School Office/ Finance Assistant

Negotiable: Randstad Education Ilford: School Office/ Finance Assistant Long t...

Day In a Page

Two super-sized ships have cruised into British waters, but how big can these behemoths get?

Super-sized ships: How big can they get?

Two of the largest vessels in the world cruised into UK waters last week
British doctors on brink of 'cure' for paralysis with spinal cord treatment

British doctors on brink of cure for paralysis

Sufferers can now be offered the possibility of cure thanks to a revolutionary implant of regenerative cells
Ranked seventh in world’s best tourist cities - not London, or Edinburgh, but Salisbury

Salisbury ranked seventh in world’s best tourist cities

The city is home to one of the four surviving copies of the Magna Carta, along with the world’s oldest mechanical clock
Let's talk about loss

We need to talk about loss

Secrecy and silence surround stillbirth
Will there be an all-female mission to Mars?

Will there be an all-female mission to Mars?

Women may be better suited to space travel than men are
Oscar Pistorius sentencing: The athlete's wealth and notoriety have provoked a long overdue debate on South African prisons

'They poured water on, then electrified me...'

If Oscar Pistorius is sent to jail, his experience will not be that of other inmates
James Wharton: The former Guard now fighting discrimination against gay soldiers

The former Guard now fighting discrimination against gay soldiers

Life after the Army has brought new battles for the LGBT activist James Wharton
Ebola in the US: Panic over the virus threatens to infect President Obama's midterms

Panic over Ebola threatens to infect the midterms

Just one person has died, yet November's elections may be affected by what Republicans call 'Obama's Katrina', says Rupert Cornwell
Premier League coaches join the RSC to swap the tricks of their trades

Darling, you were fabulous!
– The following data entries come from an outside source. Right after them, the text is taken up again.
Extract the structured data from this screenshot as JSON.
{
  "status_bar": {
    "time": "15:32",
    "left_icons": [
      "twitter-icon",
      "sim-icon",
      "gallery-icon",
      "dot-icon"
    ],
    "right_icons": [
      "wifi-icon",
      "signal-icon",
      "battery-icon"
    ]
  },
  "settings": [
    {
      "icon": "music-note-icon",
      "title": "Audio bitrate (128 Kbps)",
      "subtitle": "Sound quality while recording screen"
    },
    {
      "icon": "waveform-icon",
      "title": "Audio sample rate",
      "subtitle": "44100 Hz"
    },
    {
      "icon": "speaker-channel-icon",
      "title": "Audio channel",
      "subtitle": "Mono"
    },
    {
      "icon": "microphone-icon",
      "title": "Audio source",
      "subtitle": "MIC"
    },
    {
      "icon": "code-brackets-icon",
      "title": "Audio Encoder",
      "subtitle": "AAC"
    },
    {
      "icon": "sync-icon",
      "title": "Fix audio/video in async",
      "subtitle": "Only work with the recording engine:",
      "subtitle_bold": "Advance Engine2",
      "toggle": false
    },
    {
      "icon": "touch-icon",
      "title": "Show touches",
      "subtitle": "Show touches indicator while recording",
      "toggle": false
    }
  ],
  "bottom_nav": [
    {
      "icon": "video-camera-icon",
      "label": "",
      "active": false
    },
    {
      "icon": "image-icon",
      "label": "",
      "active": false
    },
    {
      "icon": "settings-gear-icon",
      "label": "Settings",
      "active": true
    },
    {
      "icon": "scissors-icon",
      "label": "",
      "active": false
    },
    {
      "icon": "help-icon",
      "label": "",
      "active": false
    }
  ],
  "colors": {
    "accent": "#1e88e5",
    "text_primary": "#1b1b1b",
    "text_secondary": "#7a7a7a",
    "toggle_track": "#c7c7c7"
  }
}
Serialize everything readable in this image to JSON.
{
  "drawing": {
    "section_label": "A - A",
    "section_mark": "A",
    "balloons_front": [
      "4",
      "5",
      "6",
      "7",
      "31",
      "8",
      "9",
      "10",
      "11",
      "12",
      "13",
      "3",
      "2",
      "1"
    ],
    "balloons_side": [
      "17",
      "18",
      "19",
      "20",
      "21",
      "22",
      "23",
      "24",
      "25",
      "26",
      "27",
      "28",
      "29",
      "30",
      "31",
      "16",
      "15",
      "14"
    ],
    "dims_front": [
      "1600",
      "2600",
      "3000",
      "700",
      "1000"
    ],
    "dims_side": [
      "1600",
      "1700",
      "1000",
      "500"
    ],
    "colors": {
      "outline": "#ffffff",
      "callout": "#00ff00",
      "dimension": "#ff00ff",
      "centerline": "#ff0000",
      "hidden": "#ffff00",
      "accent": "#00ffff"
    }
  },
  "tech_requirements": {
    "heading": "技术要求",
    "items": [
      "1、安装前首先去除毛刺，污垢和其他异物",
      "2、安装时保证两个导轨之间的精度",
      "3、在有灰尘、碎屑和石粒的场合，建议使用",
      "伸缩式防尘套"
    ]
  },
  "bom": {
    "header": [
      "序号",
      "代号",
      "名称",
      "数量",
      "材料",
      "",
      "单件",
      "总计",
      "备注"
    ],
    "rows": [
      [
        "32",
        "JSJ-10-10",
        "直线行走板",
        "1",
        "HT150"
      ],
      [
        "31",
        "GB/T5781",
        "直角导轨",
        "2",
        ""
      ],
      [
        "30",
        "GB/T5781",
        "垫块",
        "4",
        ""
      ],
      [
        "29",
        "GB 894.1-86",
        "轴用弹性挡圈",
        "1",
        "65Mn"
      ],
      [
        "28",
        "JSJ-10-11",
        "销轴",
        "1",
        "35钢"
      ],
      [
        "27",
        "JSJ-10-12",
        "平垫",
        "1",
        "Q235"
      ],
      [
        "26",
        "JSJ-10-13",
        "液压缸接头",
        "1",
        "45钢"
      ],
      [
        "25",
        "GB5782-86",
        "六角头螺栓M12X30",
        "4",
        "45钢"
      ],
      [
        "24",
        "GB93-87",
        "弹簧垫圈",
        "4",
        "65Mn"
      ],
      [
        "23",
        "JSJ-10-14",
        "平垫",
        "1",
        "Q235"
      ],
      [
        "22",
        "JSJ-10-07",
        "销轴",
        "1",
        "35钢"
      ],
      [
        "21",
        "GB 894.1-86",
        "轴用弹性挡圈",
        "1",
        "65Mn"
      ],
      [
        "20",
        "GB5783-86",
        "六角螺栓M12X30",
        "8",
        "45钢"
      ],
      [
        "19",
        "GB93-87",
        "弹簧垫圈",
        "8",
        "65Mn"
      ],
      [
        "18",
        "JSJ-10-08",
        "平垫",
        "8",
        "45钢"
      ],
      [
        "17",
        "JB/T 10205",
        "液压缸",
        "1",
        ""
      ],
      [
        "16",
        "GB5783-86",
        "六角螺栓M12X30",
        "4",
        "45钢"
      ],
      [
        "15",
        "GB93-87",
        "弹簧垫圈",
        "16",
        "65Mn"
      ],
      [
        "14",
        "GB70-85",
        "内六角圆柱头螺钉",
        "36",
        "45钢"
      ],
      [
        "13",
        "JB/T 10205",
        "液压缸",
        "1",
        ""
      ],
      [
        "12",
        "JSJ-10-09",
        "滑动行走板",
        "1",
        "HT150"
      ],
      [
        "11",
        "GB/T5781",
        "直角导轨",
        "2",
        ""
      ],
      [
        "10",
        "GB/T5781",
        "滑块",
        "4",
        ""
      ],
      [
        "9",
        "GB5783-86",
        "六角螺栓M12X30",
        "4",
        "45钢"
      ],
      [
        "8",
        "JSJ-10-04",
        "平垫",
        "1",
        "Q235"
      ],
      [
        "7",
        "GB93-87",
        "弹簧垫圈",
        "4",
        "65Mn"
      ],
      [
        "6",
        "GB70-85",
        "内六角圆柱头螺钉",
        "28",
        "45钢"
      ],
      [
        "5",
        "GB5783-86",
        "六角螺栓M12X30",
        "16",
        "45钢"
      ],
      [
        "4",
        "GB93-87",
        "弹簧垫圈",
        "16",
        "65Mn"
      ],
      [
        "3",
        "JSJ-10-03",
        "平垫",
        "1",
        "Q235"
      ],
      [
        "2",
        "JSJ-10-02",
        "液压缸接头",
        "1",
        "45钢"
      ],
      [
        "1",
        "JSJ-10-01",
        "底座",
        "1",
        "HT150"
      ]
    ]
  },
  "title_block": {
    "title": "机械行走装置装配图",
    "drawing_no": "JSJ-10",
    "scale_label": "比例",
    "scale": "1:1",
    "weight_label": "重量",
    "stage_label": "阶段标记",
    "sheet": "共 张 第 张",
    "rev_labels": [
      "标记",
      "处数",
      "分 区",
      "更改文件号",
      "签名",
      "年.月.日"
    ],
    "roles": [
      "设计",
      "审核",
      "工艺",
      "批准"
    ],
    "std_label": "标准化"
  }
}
But offside...

Premier League coaches are joining the RSC to learn acting skills, and in turn they will teach its actors to play football. Nick Clark finds out why
How to dress with authority: Kirsty Wark and Camila Batmanghelidjh discuss the changing role of fashion in women's workwear

How to dress with authority

Kirsty Wark and Camila Batmanghelidjh discuss the changing role of fashion in women's workwear
New book on Joy Division's Ian Curtis sheds new light on the life of the late singer

New book on Ian Curtis sheds fresh light on the life of the late singer

'Joy Division were making art... Ian was for real' says author Jon Savage
Sean Harris: A rare interview with British acting's secret weapon

Sean Harris: A rare interview with British acting's secret weapon

The Bafta-winner talks Hollywood, being branded a psycho, and how Barbra Streisand is his true inspiration
Tim Minchin, interview: The musician, comedian and world's favourite ginger is on scorching form

Tim Minchin interview

For a no-holds-barred comedian who is scathing about woolly thinking and oppressive religiosity, he is surprisingly gentle in person
Boris Johnson's boozing won't win the puritan vote

Boris's boozing won't win the puritan vote

Many of us Brits still disapprove of conspicuous consumption – it's the way we were raised, says DJ Taylor
Ash frontman Tim Wheeler reveals how he came to terms with his father's dementia

Tim Wheeler: Alzheimer's, memories and my dad

Wheeler's dad suffered from Alzheimer's for three years. When he died, there was only one way the Ash frontman knew how to respond: with a heartfelt solo album